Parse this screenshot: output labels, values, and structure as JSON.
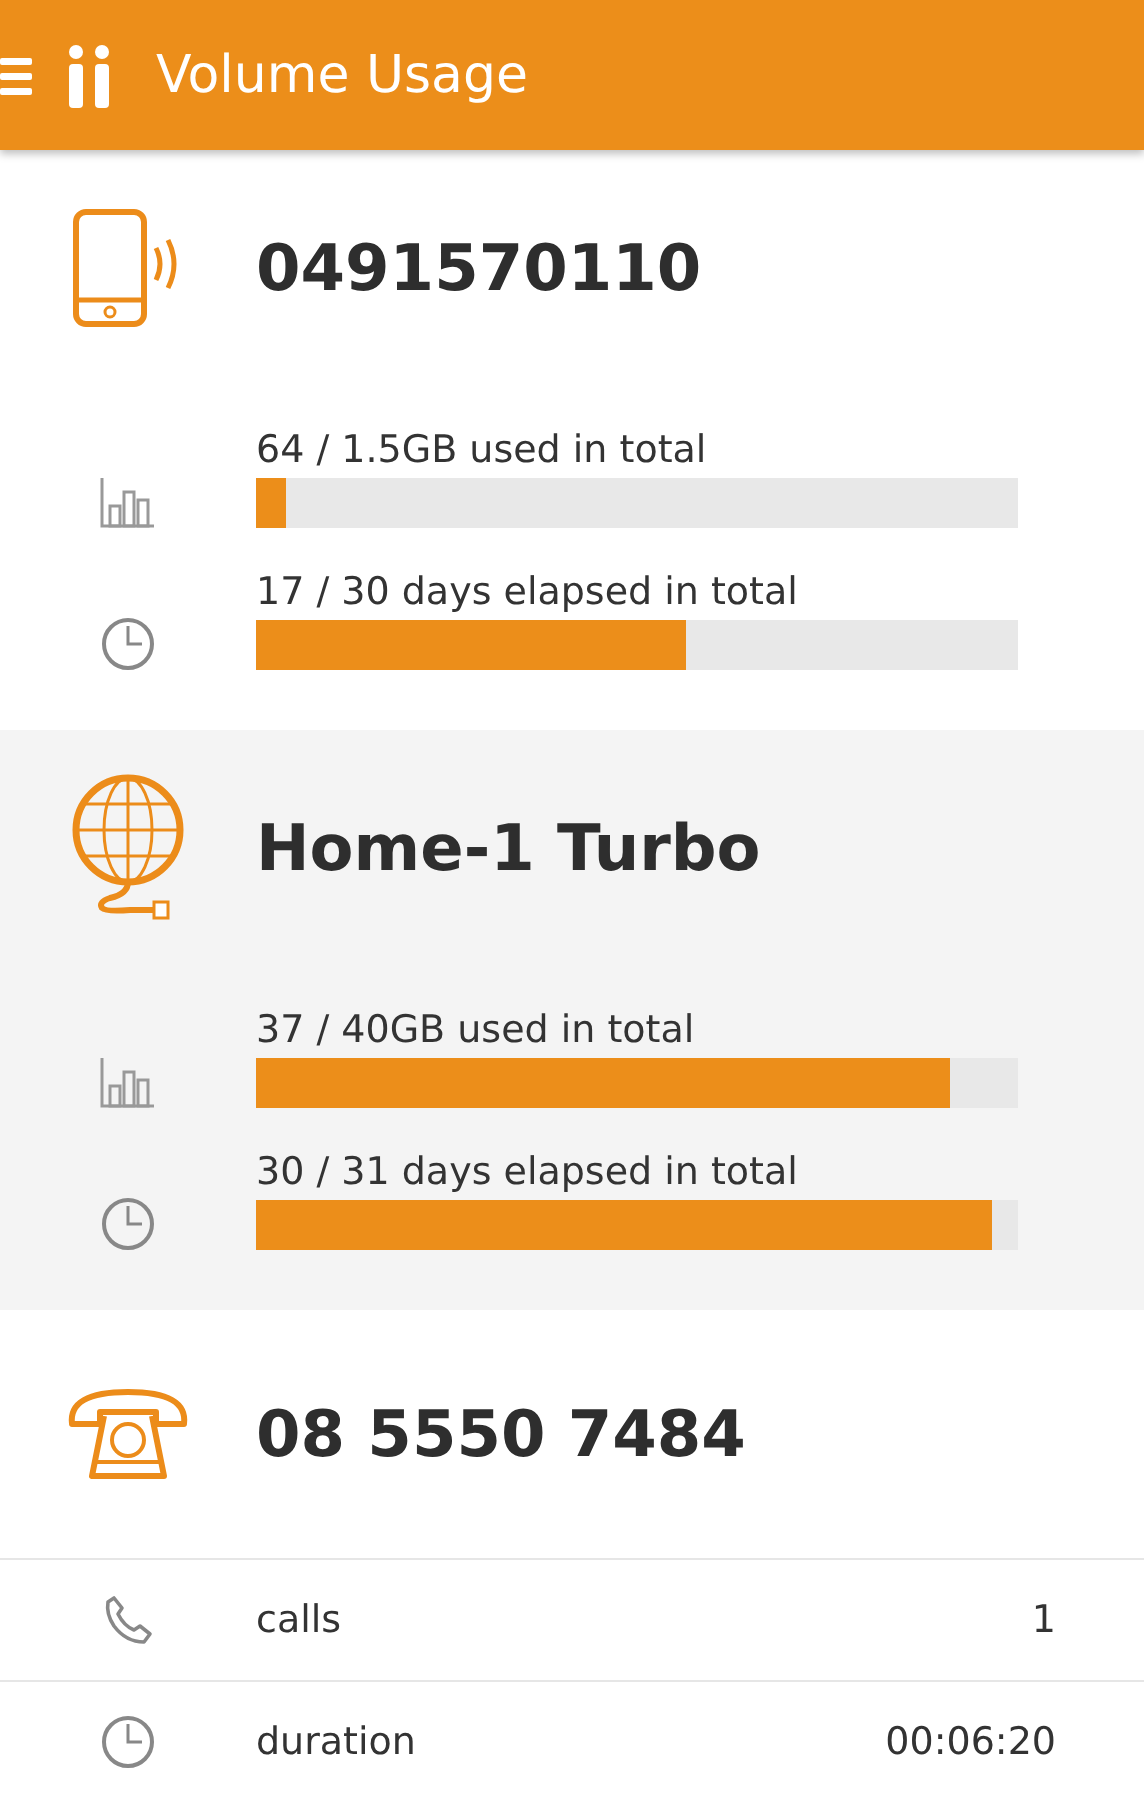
{
  "app_bar": {
    "title": "Volume Usage"
  },
  "services": [
    {
      "kind": "mobile",
      "title": "0491570110",
      "items": [
        {
          "kind": "usage",
          "label": "64 / 1.5GB used in total",
          "level": 0.04
        },
        {
          "kind": "elapsed",
          "label": "17 / 30 days elapsed in total",
          "level": 0.565
        }
      ]
    },
    {
      "kind": "broadband",
      "title": "Home-1 Turbo",
      "items": [
        {
          "kind": "usage",
          "label": "37 / 40GB used in total",
          "level": 0.91
        },
        {
          "kind": "elapsed",
          "label": "30 / 31 days elapsed in total",
          "level": 0.967
        }
      ]
    },
    {
      "kind": "landline",
      "title": "08 5550 7484",
      "items": [
        {
          "kind": "calls",
          "label": "calls",
          "value": "1"
        },
        {
          "kind": "duration",
          "label": "duration",
          "value": "00:06:20"
        }
      ]
    }
  ]
}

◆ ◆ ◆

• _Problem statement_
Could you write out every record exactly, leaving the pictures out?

• _Answer to this task_
Parse this screenshot: output labels, values, and structure as JSON.
{
  "app_bar": {
    "title": "Volume Usage"
  },
  "services": [
    {
      "kind": "mobile",
      "title": "0491570110",
      "items": [
        {
          "kind": "usage",
          "label": "64 / 1.5GB used in total",
          "level": 0.04
        },
        {
          "kind": "elapsed",
          "label": "17 / 30 days elapsed in total",
          "level": 0.565
        }
      ]
    },
    {
      "kind": "broadband",
      "title": "Home-1 Turbo",
      "items": [
        {
          "kind": "usage",
          "label": "37 / 40GB used in total",
          "level": 0.91
        },
        {
          "kind": "elapsed",
          "label": "30 / 31 days elapsed in total",
          "level": 0.967
        }
      ]
    },
    {
      "kind": "landline",
      "title": "08 5550 7484",
      "items": [
        {
          "kind": "calls",
          "label": "calls",
          "value": "1"
        },
        {
          "kind": "duration",
          "label": "duration",
          "value": "00:06:20"
        }
      ]
    }
  ]
}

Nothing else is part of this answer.